The thing with that is that the wounds inflicted on Polly Nichols' abdomen look cosmetic. While it's true that her intestine protruded through one of the injuries once the body arrived at the mortuary, her wounds are not consistent with an attempt to open up her abdominal cavity as in subsequent murders. If anything they're like more extensive versions of the injuries later inflicted upon Alice McKenzie - four extremely deep cuts on the right-hand side of her torso which, while severe, do not parallel the excision of the navel and subsequent evisceration inflicted on Annie Chapman.
I don't think that the Ripper intended to take any abdominal organs from Polly Nichols. It's too much to call her abdominal injuries superficial, but they weren't conductive to any invasive exploration. I would say that they almost look like an afterthought, like some kind of doodle.
I also don't believe that the killer was interrupted by Crossmere. If we recall the McKenzie case again, PC Andrews heard someone approaching by their footfalls before they even turned into the alleyway, and as I recall something similar occurred with Frances Coles. These were deserted streets at dawn. Assuming he wasn't the murderer (and I don't think that he was), I have a difficult time believing that Crossmere or Paul wouldn't have heard someone walking away.
EDIT: I was right about the Coles thing.
2:15 AM: P.C. Ernest Thompson 240H was on his beat along Chamber Street, only minutes away from Leman Street Police Station. He had been on the police force less than two months, and this was his first night on the beat alone. Thomspon heard the retreating footsteps of a man in the distance, apparently heading toward Mansell Street. Only a few seconds later he turns his vision to the darkest corner of Swallow Gardens and shines his lamp upon the body of Frances Coles.
Granting that Chamber Street isn't Bucks Row, they're both abandoned sidestreets late at night or early in the morning.
It just seems that too often we tend to rely on the idea that the Ripper was interrupted, and multiple times, to explain differences between cases. I think we ought to instead look at ways to explain them without positing some outside motivation. If a street killer has two extremely close calls in the space of a few weeks, I think he'd probably take a very long break unless he were a raving maniac, which I don't believe that the Ripper was.
Last edited by Defective Detective : 08-13-2015 at 12:14 AM.
You're not misremembering, Rocky. When Inspector Spratling arrived on the scene early that morning, he was just in time to see James Green (who worked in the nearby stables) washing away the blood.
Thanks Sam. If Nichols had been killed and carried from somewhere would you think those stables would be the first place to start looking? Did they check them for blood? (Not saying this is what happened)
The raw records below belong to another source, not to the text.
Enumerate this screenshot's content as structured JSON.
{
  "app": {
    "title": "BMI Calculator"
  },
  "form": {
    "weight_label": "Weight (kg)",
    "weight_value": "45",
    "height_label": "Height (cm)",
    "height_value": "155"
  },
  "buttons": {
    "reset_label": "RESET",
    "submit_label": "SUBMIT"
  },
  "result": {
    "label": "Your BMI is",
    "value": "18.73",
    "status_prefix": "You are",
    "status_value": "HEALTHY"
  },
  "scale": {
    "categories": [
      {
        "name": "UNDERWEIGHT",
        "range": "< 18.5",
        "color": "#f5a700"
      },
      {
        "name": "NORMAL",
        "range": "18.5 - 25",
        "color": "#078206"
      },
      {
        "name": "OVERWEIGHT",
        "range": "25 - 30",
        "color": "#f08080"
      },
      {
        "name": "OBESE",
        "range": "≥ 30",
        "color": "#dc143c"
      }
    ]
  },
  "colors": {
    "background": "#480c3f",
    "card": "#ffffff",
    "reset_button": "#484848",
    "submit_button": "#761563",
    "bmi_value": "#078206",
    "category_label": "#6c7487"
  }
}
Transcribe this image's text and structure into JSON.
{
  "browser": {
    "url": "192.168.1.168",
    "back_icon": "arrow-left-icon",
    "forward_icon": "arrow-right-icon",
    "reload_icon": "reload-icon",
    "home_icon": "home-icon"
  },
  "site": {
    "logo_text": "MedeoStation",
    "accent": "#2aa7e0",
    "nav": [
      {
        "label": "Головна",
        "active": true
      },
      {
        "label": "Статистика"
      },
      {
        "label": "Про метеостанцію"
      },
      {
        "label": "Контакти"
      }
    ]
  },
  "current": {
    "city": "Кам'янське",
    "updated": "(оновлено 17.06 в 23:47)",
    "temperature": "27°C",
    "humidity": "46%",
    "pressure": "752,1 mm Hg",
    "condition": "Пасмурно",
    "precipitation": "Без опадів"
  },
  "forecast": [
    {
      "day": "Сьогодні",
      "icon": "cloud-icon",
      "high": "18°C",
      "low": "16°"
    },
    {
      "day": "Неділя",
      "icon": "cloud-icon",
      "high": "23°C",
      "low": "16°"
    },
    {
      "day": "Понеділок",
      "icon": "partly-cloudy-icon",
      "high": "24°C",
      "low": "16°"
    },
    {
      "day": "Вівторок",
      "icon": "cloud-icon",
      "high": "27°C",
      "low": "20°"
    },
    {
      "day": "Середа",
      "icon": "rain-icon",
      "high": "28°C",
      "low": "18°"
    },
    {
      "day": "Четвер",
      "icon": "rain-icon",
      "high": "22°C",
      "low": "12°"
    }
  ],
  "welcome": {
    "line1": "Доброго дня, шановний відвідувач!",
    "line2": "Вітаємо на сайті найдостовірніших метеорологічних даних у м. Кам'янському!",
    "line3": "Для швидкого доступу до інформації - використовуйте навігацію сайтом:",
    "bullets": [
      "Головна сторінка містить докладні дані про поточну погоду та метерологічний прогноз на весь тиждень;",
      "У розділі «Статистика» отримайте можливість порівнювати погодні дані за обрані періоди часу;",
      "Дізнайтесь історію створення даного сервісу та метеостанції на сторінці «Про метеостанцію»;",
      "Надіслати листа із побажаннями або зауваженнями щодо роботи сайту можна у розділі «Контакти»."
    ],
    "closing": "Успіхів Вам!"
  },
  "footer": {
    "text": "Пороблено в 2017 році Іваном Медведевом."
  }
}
If Nichols had been killed and carried from somewhere would you think those stables would be the first place to start looking? Did they check them for blood?
Given the body's proximity to the stables, I'm sure the police would have checked then and similar properties in the vicinity. They're on record as having searched the nearby train tracks, so it's a fair bet that their approach was just as thorough elsewhere.
An interesting line of inquiry to be sure but if one were building a woman from spare parts, wouldn't blood be the very last thing you would seek? By the next day it would have become clotted and virtually solid. The Torso Slayings happened largely after the canonical JtR murders so this fellow was going about his gruesome collecting bass ackwards.
If I were building some Frankenstinian monster I would start with the larger body parts, move to the internal organs, and as my final stroke (so to speak) I would obtain the blood and use it immediately.